Where a line below includes the word "this", copy that line.
-- Data follows --
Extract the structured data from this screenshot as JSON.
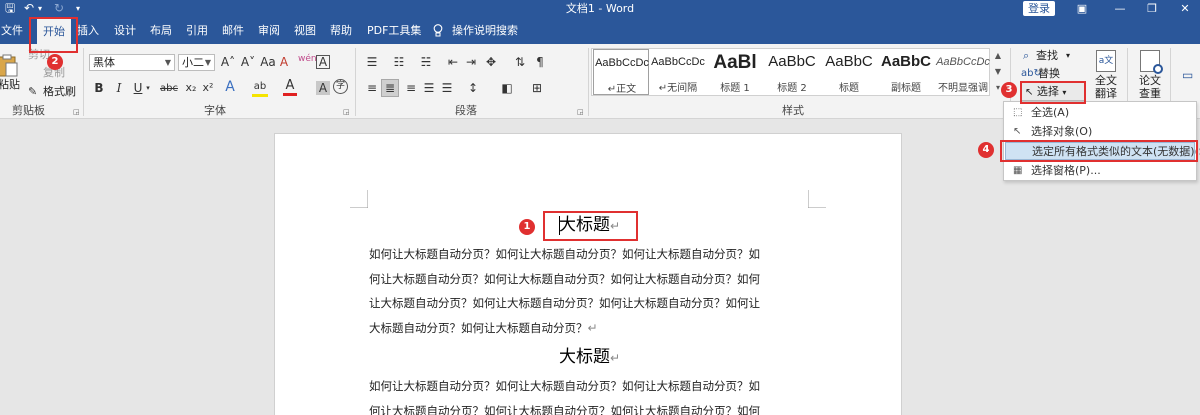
{
  "titlebar": {
    "title": "文档1  -  Word",
    "login_label": "登录",
    "save_glyph": "🖫",
    "undo_glyph": "↶",
    "undo_more": "▾",
    "redo_glyph": "↻",
    "customize_glyph": "▾",
    "ribbon_opts_glyph": "▣",
    "min_glyph": "—",
    "max_glyph": "❐",
    "close_glyph": "✕"
  },
  "tabs": [
    "文件",
    "开始",
    "插入",
    "设计",
    "布局",
    "引用",
    "邮件",
    "审阅",
    "视图",
    "帮助",
    "PDF工具集",
    "操作说明搜索"
  ],
  "active_tab": "开始",
  "clipboard": {
    "paste_label": "粘贴",
    "cut_label": "剪切",
    "copy_label": "复制",
    "format_painter_label": "格式刷",
    "group_label": "剪贴板"
  },
  "font": {
    "font_name": "黑体",
    "font_size": "小二",
    "grow": "A˄",
    "shrink": "A˅",
    "change_case": "Aa",
    "clear_format": "A",
    "phonetic": "wén",
    "char_border": "A",
    "bold": "B",
    "italic": "I",
    "underline": "U",
    "strikethrough": "abc",
    "subscript": "x₂",
    "superscript": "x²",
    "text_effects": "A",
    "highlight": "ab",
    "font_color": "A",
    "char_shading": "A",
    "circle_char": "字",
    "group_label": "字体"
  },
  "paragraph": {
    "group_label": "段落",
    "row1": [
      "☰",
      "☷",
      "☵",
      "⇤",
      "⇥",
      "✥",
      "⇅",
      "¶"
    ],
    "row2": [
      "≡",
      "≣",
      "≡",
      "☰",
      "☰",
      "↕",
      "◧",
      "⊞"
    ]
  },
  "styles": {
    "group_label": "样式",
    "items": [
      {
        "preview": "AaBbCcDc",
        "name": "↵正文"
      },
      {
        "preview": "AaBbCcDc",
        "name": "↵无间隔"
      },
      {
        "preview": "AaBl",
        "name": "标题 1"
      },
      {
        "preview": "AaBbC",
        "name": "标题 2"
      },
      {
        "preview": "AaBbC",
        "name": "标题"
      },
      {
        "preview": "AaBbC",
        "name": "副标题"
      },
      {
        "preview": "AaBbCcDc",
        "name": "不明显强调"
      }
    ]
  },
  "editing": {
    "find_label": "查找",
    "replace_label": "替换",
    "select_label": "选择",
    "translate_label_1": "全文",
    "translate_label_2": "翻译",
    "paper_label_1": "论文",
    "paper_label_2": "查重"
  },
  "select_menu": {
    "items": [
      "全选(A)",
      "选择对象(O)",
      "选定所有格式类似的文本(无数据)(S)",
      "选择窗格(P)..."
    ]
  },
  "document": {
    "heading_1": "大标题",
    "heading_2": "大标题",
    "paragraph_1": [
      "如何让大标题自动分页？如何让大标题自动分页？如何让大标题自动分页？如",
      "何让大标题自动分页？如何让大标题自动分页？如何让大标题自动分页？如何",
      "让大标题自动分页？如何让大标题自动分页？如何让大标题自动分页？如何让",
      "大标题自动分页？如何让大标题自动分页？"
    ],
    "paragraph_2": [
      "如何让大标题自动分页？如何让大标题自动分页？如何让大标题自动分页？如",
      "何让大标题自动分页？如何让大标题自动分页？如何让大标题自动分页？如何"
    ],
    "return_mark": "↵"
  },
  "annotations": [
    "1",
    "2",
    "3",
    "4"
  ],
  "colors": {
    "titlebar": "#2b579a",
    "annotation_red": "#e03030",
    "highlight_blue": "#cfe2f3"
  }
}
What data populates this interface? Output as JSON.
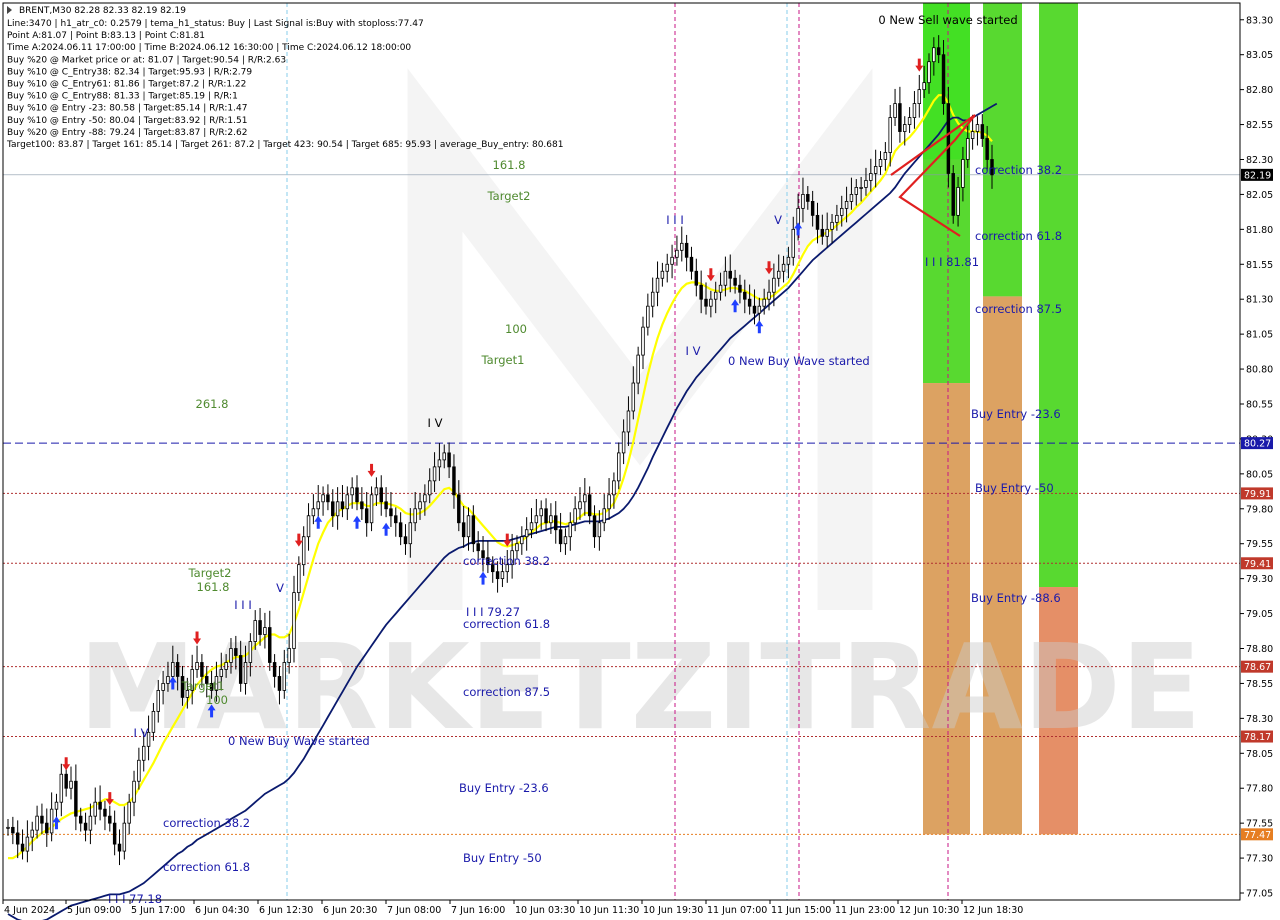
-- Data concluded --
**Reply:**
Extract the structured data from this screenshot as JSON.
What data populates this interface? Output as JSON.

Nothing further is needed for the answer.